Can you give me an example?
I grew up outside Detroit, and Detroit is very blue and so is Washtenaw County, where Ann Arbor is. But it's hard to think of two places that are more different than Detroit and Ann Arbor. One is educated, one is really fairly wealthy, one is young, one is white; the other is black, and it's poor and the education level isn't as high. Those two places are extremely different, but they're right next door to each other. They really live in different realities.

You broke the U.S. down into 12 community types, including categories with names like Evangelical Epicenters, Minority Central and Tractor Country. How did you come up with those 12?
We took all the demographic data we could find — everything from age to race to income to religious background to educational background, and some rudimentary consumer-data things like household income, cost of a home, cost of a car. We even have some data on alcohol purchases in there.
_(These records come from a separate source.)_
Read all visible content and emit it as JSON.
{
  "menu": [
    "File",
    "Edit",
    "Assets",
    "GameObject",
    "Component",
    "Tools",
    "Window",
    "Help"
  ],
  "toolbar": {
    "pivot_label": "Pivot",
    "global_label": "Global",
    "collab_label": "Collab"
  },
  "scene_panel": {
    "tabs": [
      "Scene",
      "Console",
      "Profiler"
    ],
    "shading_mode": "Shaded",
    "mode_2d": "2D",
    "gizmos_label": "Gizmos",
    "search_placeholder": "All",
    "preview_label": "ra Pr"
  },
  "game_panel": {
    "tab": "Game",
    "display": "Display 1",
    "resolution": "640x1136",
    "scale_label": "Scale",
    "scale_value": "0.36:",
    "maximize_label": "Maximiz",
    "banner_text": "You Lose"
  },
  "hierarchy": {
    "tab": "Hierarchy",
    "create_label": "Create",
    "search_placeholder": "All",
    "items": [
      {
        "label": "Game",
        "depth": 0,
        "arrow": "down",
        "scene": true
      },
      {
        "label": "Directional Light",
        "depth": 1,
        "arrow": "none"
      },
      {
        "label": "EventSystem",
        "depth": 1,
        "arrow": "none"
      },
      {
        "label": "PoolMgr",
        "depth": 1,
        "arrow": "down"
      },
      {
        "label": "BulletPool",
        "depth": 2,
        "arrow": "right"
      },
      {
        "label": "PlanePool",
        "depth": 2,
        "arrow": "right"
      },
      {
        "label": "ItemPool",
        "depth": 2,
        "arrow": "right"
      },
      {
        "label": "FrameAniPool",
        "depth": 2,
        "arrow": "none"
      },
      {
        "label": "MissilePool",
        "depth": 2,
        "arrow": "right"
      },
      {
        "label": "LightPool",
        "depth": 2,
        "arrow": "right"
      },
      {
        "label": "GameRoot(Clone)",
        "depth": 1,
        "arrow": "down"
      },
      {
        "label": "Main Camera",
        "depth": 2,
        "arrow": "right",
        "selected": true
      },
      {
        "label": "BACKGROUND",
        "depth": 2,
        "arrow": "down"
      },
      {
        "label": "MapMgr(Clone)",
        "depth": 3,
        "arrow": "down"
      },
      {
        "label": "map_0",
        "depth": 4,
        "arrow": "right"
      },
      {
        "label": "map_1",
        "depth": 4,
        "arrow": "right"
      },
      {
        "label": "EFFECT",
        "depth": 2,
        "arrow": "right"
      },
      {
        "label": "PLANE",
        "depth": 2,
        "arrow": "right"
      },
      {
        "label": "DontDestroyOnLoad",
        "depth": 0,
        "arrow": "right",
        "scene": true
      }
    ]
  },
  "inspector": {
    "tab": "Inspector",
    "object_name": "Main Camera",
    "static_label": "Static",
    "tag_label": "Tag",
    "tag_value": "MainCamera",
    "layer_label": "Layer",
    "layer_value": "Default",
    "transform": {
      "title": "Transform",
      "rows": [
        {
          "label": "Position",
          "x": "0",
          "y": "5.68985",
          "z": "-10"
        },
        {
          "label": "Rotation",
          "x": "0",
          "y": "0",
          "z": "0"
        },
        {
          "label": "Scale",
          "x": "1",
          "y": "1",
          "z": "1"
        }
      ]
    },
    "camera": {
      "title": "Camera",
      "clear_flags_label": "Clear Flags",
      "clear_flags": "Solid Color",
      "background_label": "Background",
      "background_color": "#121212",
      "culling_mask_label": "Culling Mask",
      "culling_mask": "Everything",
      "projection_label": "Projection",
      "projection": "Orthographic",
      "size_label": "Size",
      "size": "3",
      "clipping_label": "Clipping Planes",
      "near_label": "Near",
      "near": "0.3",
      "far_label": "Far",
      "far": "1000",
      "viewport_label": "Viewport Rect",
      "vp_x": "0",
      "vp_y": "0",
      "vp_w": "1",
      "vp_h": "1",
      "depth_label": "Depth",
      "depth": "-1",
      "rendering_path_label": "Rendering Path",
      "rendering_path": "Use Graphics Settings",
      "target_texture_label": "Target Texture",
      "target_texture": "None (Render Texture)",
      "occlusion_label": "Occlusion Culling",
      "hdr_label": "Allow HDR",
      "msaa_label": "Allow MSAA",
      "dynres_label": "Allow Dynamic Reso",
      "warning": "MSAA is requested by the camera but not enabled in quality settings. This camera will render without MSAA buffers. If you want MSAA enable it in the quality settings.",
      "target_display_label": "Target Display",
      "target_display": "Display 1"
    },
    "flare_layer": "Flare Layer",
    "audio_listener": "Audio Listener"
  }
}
And that was what we used to crunch them all down to the 12 communities we ended up with.

What struck you the most from your road trip to these different communities?
When you get off the beaten path, you really get a feel for how complicated the U.S. is, how difficult it is to govern and how hard it is to understand. What holds it together other than Sunday-night football? When you talk to the mayors, the church leaders, the schoolteachers in 12 different places with 12 different economies, it really gives you an appreciation for just how difficult it is to really get anything done.

Out of this patchwork, do you see a national identity?
A big part of the national identity is the belief that you control your own destiny here. I actually think that's taken a real hit in the last year and a half. Part of being an American is you come here, work hard and make your way. People really like that idea, but I think when you look at the world around us, the thing people see is that things are kind of out of sorts in America and nobody is really sure how to fix it. People may be supporting Republicans for Congress, but the party hasn't offered a plan of what they are going to do, and the Democrats aren't sure either. We need a big plan for economic restructuring and nobody seems to know what that is yet. I think that the idea that we don't know what the plan is is disheartening and it makes people think that there are forces playing with their lives that are out of their control.

What does that mean for our future as a nation?
People do still believe in America, and I think that's a wonderful thing. In terms of governing and getting things done, it means we're in for a bumpy decade. The economy has fundamentally changed and I don't know if everyone understands that yet. It's not about what happened under Bush or what happened under Clinton — it's 30 years of problems that we have to fix. That calls for a major overhaul, and a major overhaul in this country is really hard because there are so many different interests and so many different things that people in these different communities want. I don't think it's going to just fall apart, but I think it's going to take things getting really bad before people will put aside some of the differences they have and say, "O.K., I may not agree with you, but we all have to come to the table and try to figure some stuff out here."

You conclude on a positive note, though, that we are still a nation of optimists. How did you come to that conclusion?
Even in these tough times, you'll hear people say, "Things are really bad, but we think it's going to turn around." There's this idea that if you work hard, you're going to get ahead in America. And the fact is, no fewer than 60% of people in all these different community types, despite all the differences they have between them, say that's true. I think that is something you can try to build a country around. But I do wonder — and I'm not saying this to be the eternal pessimist — what those numbers are going to look like in five years because, as I said, we're in for a really difficult 10 years.